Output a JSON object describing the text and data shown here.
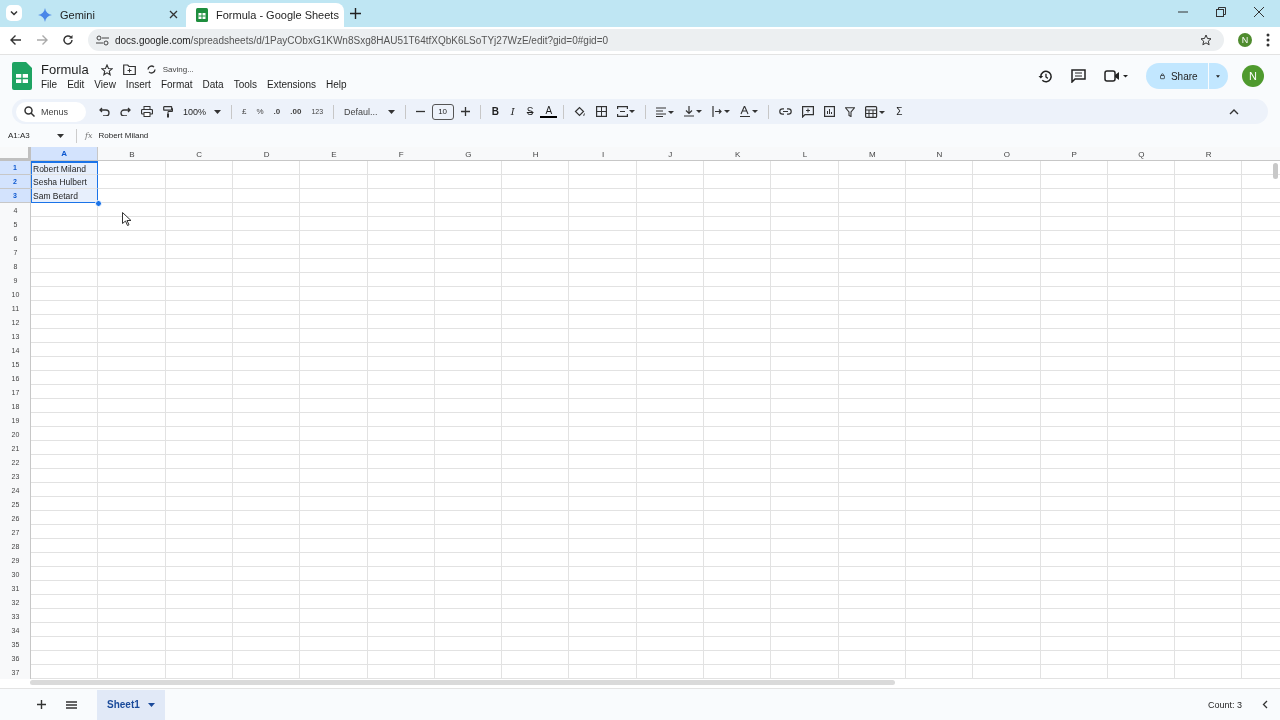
{
  "browser": {
    "tabs": [
      {
        "title": "Gemini",
        "kind": "gemini",
        "selected": false
      },
      {
        "title": "Formula - Google Sheets",
        "kind": "sheets",
        "selected": true
      }
    ],
    "profile_avatar": "N",
    "url_host": "docs.google.com",
    "url_path": "/spreadsheets/d/1PayCObxG1KWn8Sxg8HAU51T64tfXQbK6LSoTYj27WzE/edit?gid=0#gid=0"
  },
  "doc": {
    "title": "Formula",
    "status": "Saving...",
    "menus": [
      "File",
      "Edit",
      "View",
      "Insert",
      "Format",
      "Data",
      "Tools",
      "Extensions",
      "Help"
    ],
    "share": "Share",
    "avatar": "N"
  },
  "toolbar": {
    "search": "Menus",
    "zoom": "100%",
    "currency": "£",
    "percent": "%",
    "decrease_decimals": ".0",
    "increase_decimals": ".00",
    "number_format": "123",
    "font": "Defaul...",
    "font_size": "10",
    "text_buttons": [
      {
        "label": "B",
        "kind": "bold"
      },
      {
        "label": "I",
        "kind": "italic"
      },
      {
        "label": "S",
        "kind": "strike"
      },
      {
        "label": "A",
        "kind": "color"
      }
    ],
    "functions": "Σ"
  },
  "formula_bar": {
    "name_box": "A1:A3",
    "fx": "fx",
    "content": "Robert Miland"
  },
  "grid": {
    "columns": [
      {
        "label": "A",
        "selected": true
      },
      {
        "label": "B",
        "selected": false
      },
      {
        "label": "C",
        "selected": false
      },
      {
        "label": "D",
        "selected": false
      },
      {
        "label": "E",
        "selected": false
      },
      {
        "label": "F",
        "selected": false
      },
      {
        "label": "G",
        "selected": false
      },
      {
        "label": "H",
        "selected": false
      },
      {
        "label": "I",
        "selected": false
      },
      {
        "label": "J",
        "selected": false
      },
      {
        "label": "K",
        "selected": false
      },
      {
        "label": "L",
        "selected": false
      },
      {
        "label": "M",
        "selected": false
      },
      {
        "label": "N",
        "selected": false
      },
      {
        "label": "O",
        "selected": false
      },
      {
        "label": "P",
        "selected": false
      },
      {
        "label": "Q",
        "selected": false
      },
      {
        "label": "R",
        "selected": false
      }
    ],
    "rows": [
      {
        "label": "1",
        "selected": true,
        "cells": [
          "Robert Miland"
        ]
      },
      {
        "label": "2",
        "selected": true,
        "cells": [
          "Sesha Hulbert"
        ]
      },
      {
        "label": "3",
        "selected": true,
        "cells": [
          "Sam Betard"
        ]
      },
      {
        "label": "4",
        "selected": false
      },
      {
        "label": "5",
        "selected": false
      },
      {
        "label": "6",
        "selected": false
      },
      {
        "label": "7",
        "selected": false
      },
      {
        "label": "8",
        "selected": false
      },
      {
        "label": "9",
        "selected": false
      },
      {
        "label": "10",
        "selected": false
      },
      {
        "label": "11",
        "selected": false
      },
      {
        "label": "12",
        "selected": false
      },
      {
        "label": "13",
        "selected": false
      },
      {
        "label": "14",
        "selected": false
      },
      {
        "label": "15",
        "selected": false
      },
      {
        "label": "16",
        "selected": false
      },
      {
        "label": "17",
        "selected": false
      },
      {
        "label": "18",
        "selected": false
      },
      {
        "label": "19",
        "selected": false
      },
      {
        "label": "20",
        "selected": false
      },
      {
        "label": "21",
        "selected": false
      },
      {
        "label": "22",
        "selected": false
      },
      {
        "label": "23",
        "selected": false
      },
      {
        "label": "24",
        "selected": false
      },
      {
        "label": "25",
        "selected": false
      },
      {
        "label": "26",
        "selected": false
      },
      {
        "label": "27",
        "selected": false
      },
      {
        "label": "28",
        "selected": false
      },
      {
        "label": "29",
        "selected": false
      },
      {
        "label": "30",
        "selected": false
      },
      {
        "label": "31",
        "selected": false
      },
      {
        "label": "32",
        "selected": false
      },
      {
        "label": "33",
        "selected": false
      },
      {
        "label": "34",
        "selected": false
      },
      {
        "label": "35",
        "selected": false
      },
      {
        "label": "36",
        "selected": false
      },
      {
        "label": "37",
        "selected": false
      }
    ]
  },
  "sheets": [
    {
      "label": "Sheet1",
      "selected": true
    }
  ],
  "status": "Count: 3"
}
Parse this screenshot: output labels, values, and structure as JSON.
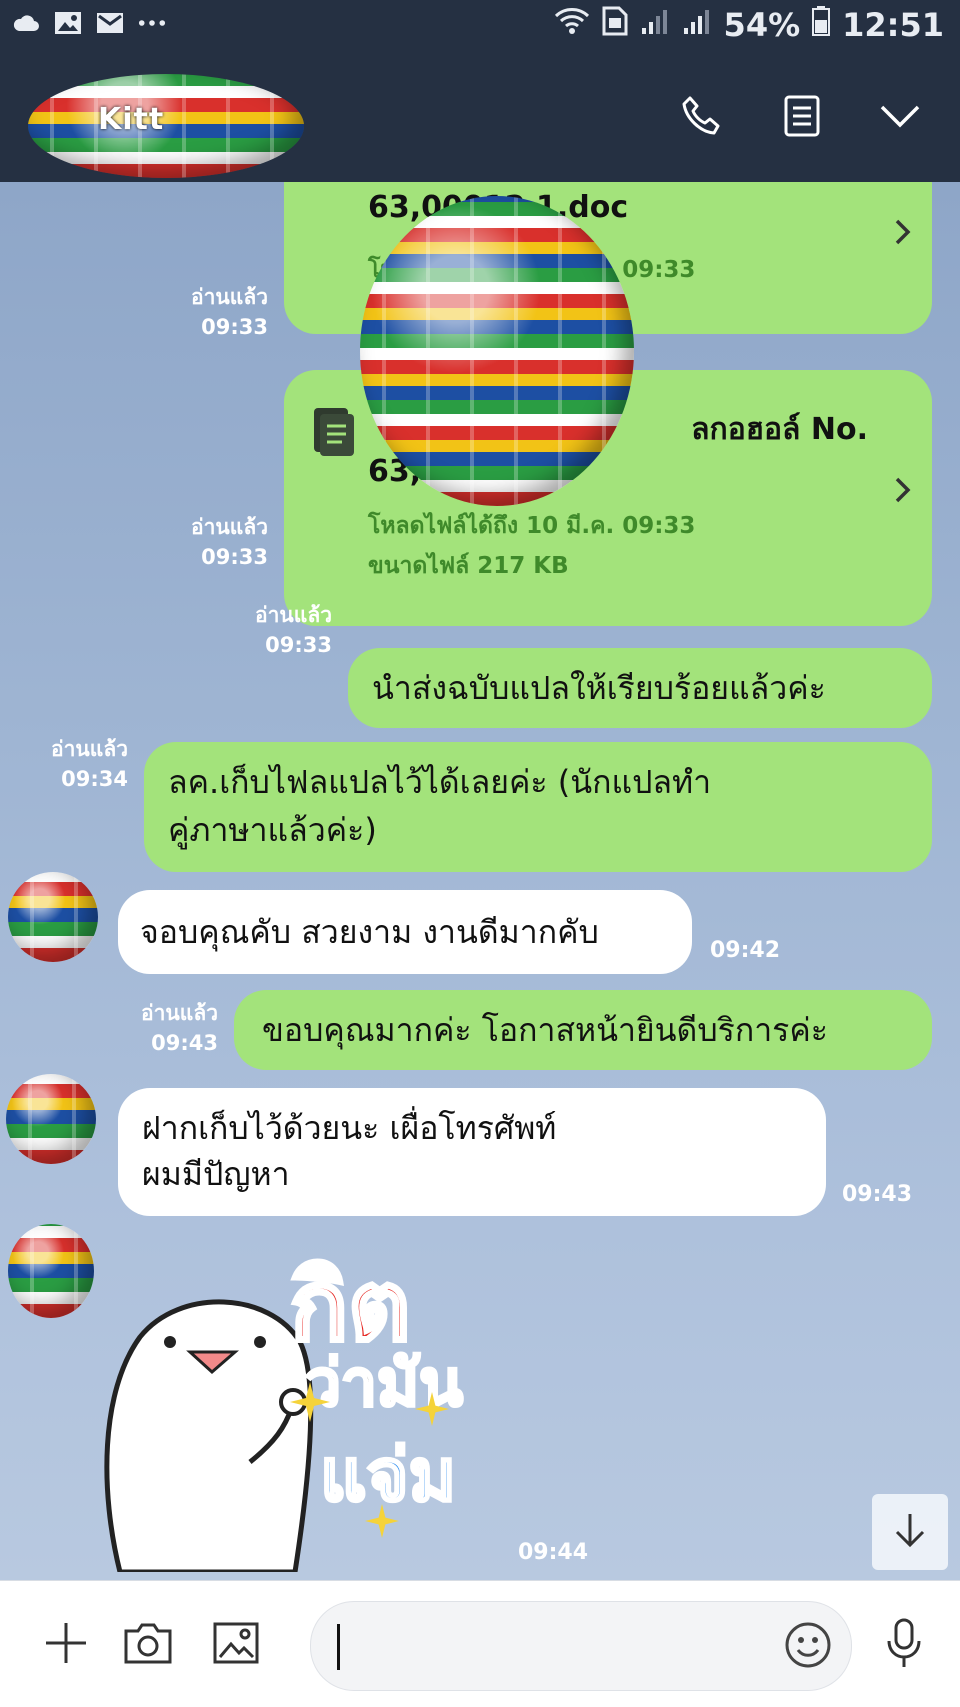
{
  "status": {
    "battery_pct": "54%",
    "time": "12:51"
  },
  "header": {
    "title": "Kitt",
    "call_label": "call",
    "notes_label": "notes",
    "menu_label": "menu"
  },
  "messages": {
    "file1": {
      "name": "63,00012 1.doc",
      "download": "โหลดไฟล์ได้ถึง 10 มี.ค. 09:33",
      "read": "อ่านแล้ว",
      "time": "09:33"
    },
    "file2": {
      "name_line1": "ลกอฮอล์ No.",
      "name_line2": "63,000 .pdf",
      "download": "โหลดไฟล์ได้ถึง 10 มี.ค. 09:33",
      "size": "ขนาดไฟล์ 217 KB",
      "read": "อ่านแล้ว",
      "time": "09:33"
    },
    "out1": {
      "text": "นำส่งฉบับแปลให้เรียบร้อยแล้วค่ะ",
      "read": "อ่านแล้ว",
      "time": "09:33"
    },
    "out2": {
      "line1": "ลค.เก็บไฟลแปลไว้ได้เลยค่ะ (นักแปลทำ",
      "line2": "คู่ภาษาแล้วค่ะ)",
      "read": "อ่านแล้ว",
      "time": "09:34"
    },
    "in1": {
      "text": "จอบคุณคับ สวยงาม งานดีมากคับ",
      "time": "09:42"
    },
    "out3": {
      "text": "ขอบคุณมากค่ะ โอกาสหน้ายินดีบริการค่ะ",
      "read": "อ่านแล้ว",
      "time": "09:43"
    },
    "in2": {
      "line1": "ฝากเก็บไว้ด้วยนะ เผื่อโทรศัพท์",
      "line2": "ผมมีปัญหา",
      "time": "09:43"
    },
    "sticker": {
      "word1": "กิต",
      "word2": "ว่ามัน",
      "word3": "แจ่ม",
      "time": "09:44"
    }
  },
  "input": {
    "placeholder": ""
  },
  "colors": {
    "header_bg": "#253042",
    "bubble_out": "#a3e37b",
    "bubble_in": "#ffffff"
  }
}
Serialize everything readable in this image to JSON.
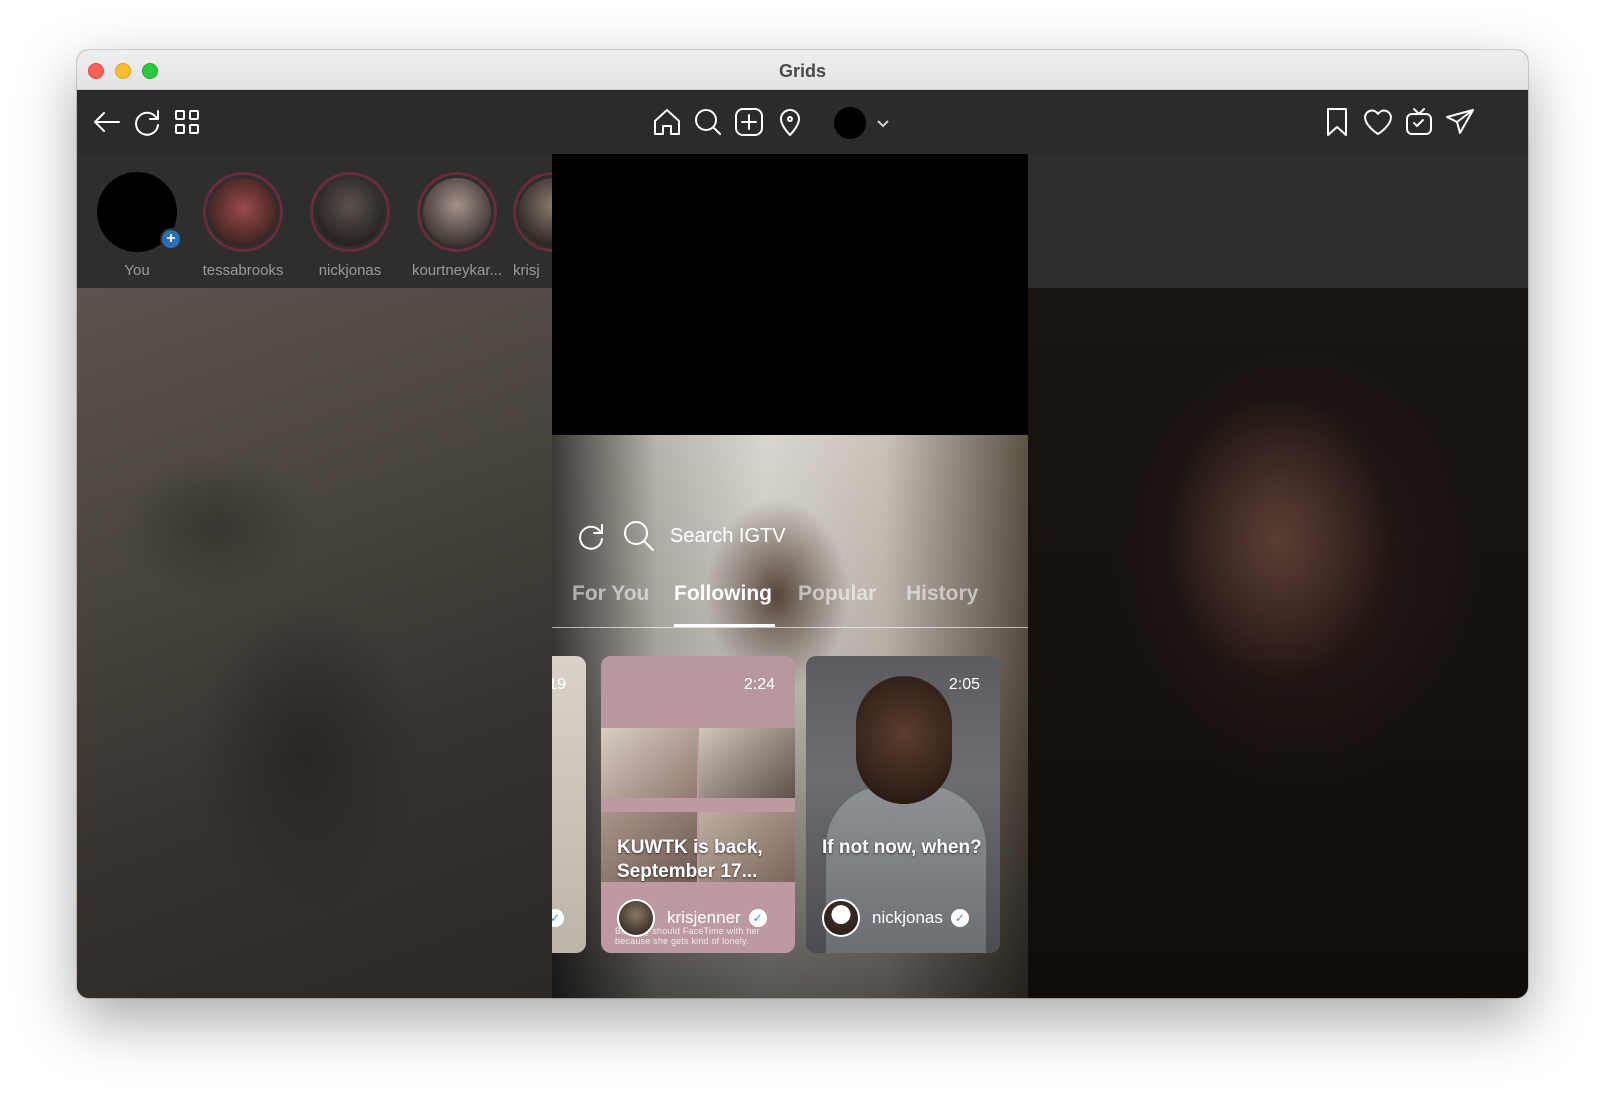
{
  "window": {
    "title": "Grids"
  },
  "toolbar": {
    "left_icons": [
      "back-arrow-icon",
      "refresh-icon",
      "grid-icon"
    ],
    "center_icons": [
      "home-icon",
      "search-icon",
      "add-post-icon",
      "location-pin-icon"
    ],
    "right_icons": [
      "bookmark-icon",
      "heart-icon",
      "igtv-icon",
      "direct-message-icon"
    ]
  },
  "stories": [
    {
      "label": "You",
      "is_self": true
    },
    {
      "label": "tessabrooks"
    },
    {
      "label": "nickjonas"
    },
    {
      "label": "kourtneykar..."
    },
    {
      "label": "krisj"
    }
  ],
  "igtv": {
    "search_placeholder": "Search IGTV",
    "tabs": [
      {
        "label": "For You",
        "active": false
      },
      {
        "label": "Following",
        "active": true
      },
      {
        "label": "Popular",
        "active": false
      },
      {
        "label": "History",
        "active": false
      }
    ],
    "cards": [
      {
        "duration": "19",
        "title": "",
        "username": "",
        "verified": true
      },
      {
        "duration": "2:24",
        "title": "KUWTK is back, September 17...",
        "username": "krisjenner",
        "verified": true,
        "caption": "But they should FaceTime with her because she gets kind of lonely."
      },
      {
        "duration": "2:05",
        "title": "If not now, when?",
        "username": "nickjonas",
        "verified": true
      }
    ]
  },
  "colors": {
    "titlebar": "#e6e6e6",
    "toolbar": "#2b2b2b",
    "stories_bar": "#2e2e2e",
    "story_ring": "#6b2a3a",
    "add_badge": "#2a6fb5",
    "active_tab": "#ffffff",
    "inactive_tab": "#a9a9a9"
  }
}
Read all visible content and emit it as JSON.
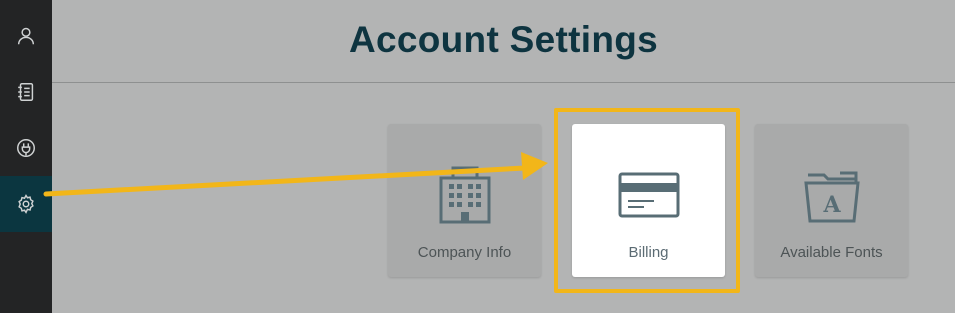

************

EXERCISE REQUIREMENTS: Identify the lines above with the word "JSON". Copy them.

ANSWER:
Output a JSON object describing the text and data shown here.
Parse this screenshot: output labels, values, and structure as JSON.
Serialize everything readable in this image to JSON.
Read all visible content and emit it as JSON.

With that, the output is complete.